Yes, pets, like dogs for instance, greatly help patients recover from their illness. Medical literature is replete with reports where even terminally ill people gained greater strength and more will to live when their pet is near them. The security, unconditional loyalty and love of “man’s best friend” have infinite medicinal value to the suffering patient, much like the love and compassion of human loved ones. And more often than not pets, especially dogs, are more loving, forgiving, and loyal than even some of our friends and relatives.
Q: Why do my feet swell in the evening?
Edema (swelling) of the legs and feet, when present all the time, could be due to excess salt intake, heart failure, kidney disease, Beri-Beri (vitamin B-1 deficiency), some tropical parasitic infestations, and other even rarer diseases.

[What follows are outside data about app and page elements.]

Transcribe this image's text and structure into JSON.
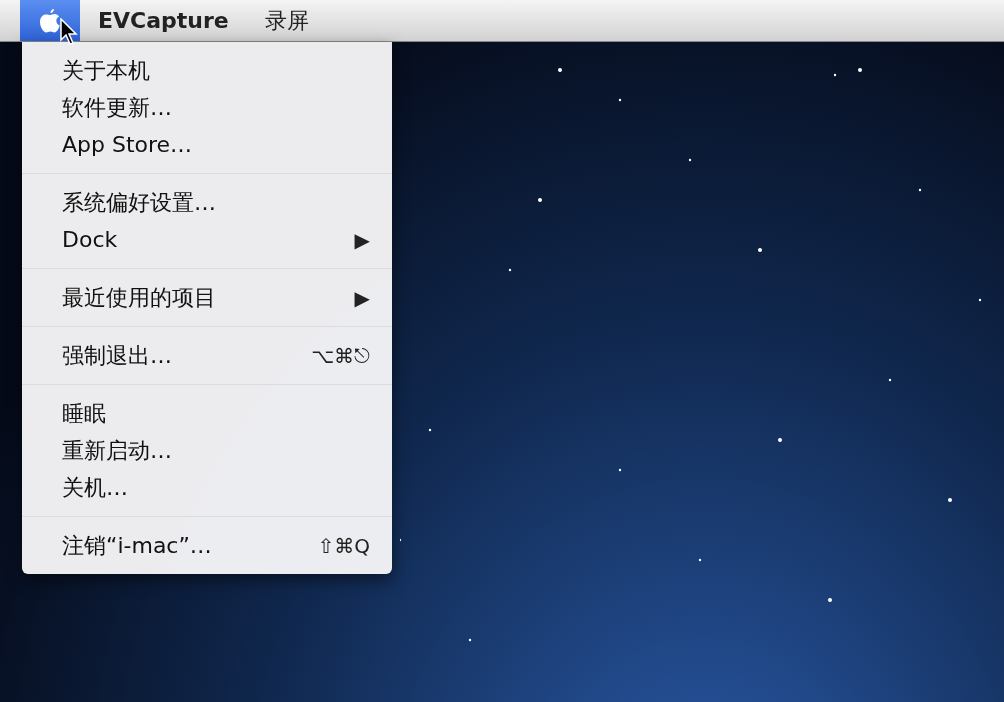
{
  "menu_bar": {
    "items": [
      {
        "kind": "apple",
        "selected": true
      },
      {
        "kind": "app",
        "label": "EVCapture",
        "selected": false
      },
      {
        "kind": "menu",
        "label": "录屏",
        "selected": false
      }
    ]
  },
  "apple_menu": {
    "groups": [
      [
        {
          "label": "关于本机"
        },
        {
          "label": "软件更新…"
        },
        {
          "label": "App Store…"
        }
      ],
      [
        {
          "label": "系统偏好设置…"
        },
        {
          "label": "Dock",
          "arrow": "▶"
        }
      ],
      [
        {
          "label": "最近使用的项目",
          "arrow": "▶"
        }
      ],
      [
        {
          "label": "强制退出…",
          "shortcut": "⌥⌘⎋"
        }
      ],
      [
        {
          "label": "睡眠"
        },
        {
          "label": "重新启动…"
        },
        {
          "label": "关机…"
        }
      ],
      [
        {
          "label": "注销“i-mac”…",
          "shortcut": "⇧⌘Q"
        }
      ]
    ]
  }
}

Since yours happens only in the evening, and since you stated in your email that you were otherwise in perfect health, then I suspect the edema to be due to some leg vein insufficiency, where the valves in your leg veins are somewhat incompetent allowing back flow of blood and pooling of blood in your lower extremities by gravity. Elevation of your feet at least 4 inches higher than your knees whenever you can, especially when you get home at night, will help the venous circulation of your legs and minimize, if not eliminate, edema. Low salt diet, and wearing support stockings (when you are on your feet) will also help. The best is for you to have a medical check-up by your physician if the swelling persists.
Q: Are eyeshades beneficial?
Yes, dark glasses to protect our eyes from the glaring brightness of any source, like the sun and its UV rays. These rays (UVA and UVB), and laser lights cause eye damage (cataracts, etc.) premature skin aging, and skin cancers. Using eyeshades daily and staying under a shade or umbrella to reduce sun exposure are healthy behaviors. Polarized dark glasses with UV ray protection are best, with our without prescription. Consult with your optician or ophthalmologist to find out what is best for you.
* * *
The main objective of this column is to educate and inspire people live a healthier lifestyle to prevent illnesses and disabilities, and achieve a happier and more productive life. Any diagnosis, recommendation or treatment in our article are general medical information and not intended to be applicable or appropriate for anyone. This column is not a substitute for your physician, who knows your condition well and who is your best ally when it comes to your health.
Philip S. Chua, MD, FACS, FPCS, Cardiac Surgeon Emeritus in Northwest Indiana and chairman of cardiac surgery from 1997 to 2010 at Cebu Doctors University Hospital, where he holds the title of Physician Emeritus in Surgery, is based in Las Vegas, Nevada. He is a Fellow of the American College of Surgeons, the Philippine College of Surgeons, and the Denton A. Cooley Cardiovascular Surgical Society. He is the chairman of the Filipino United Network – USA, a 501(c)(3) humanitarian foundation in the United States. Email: email@example.com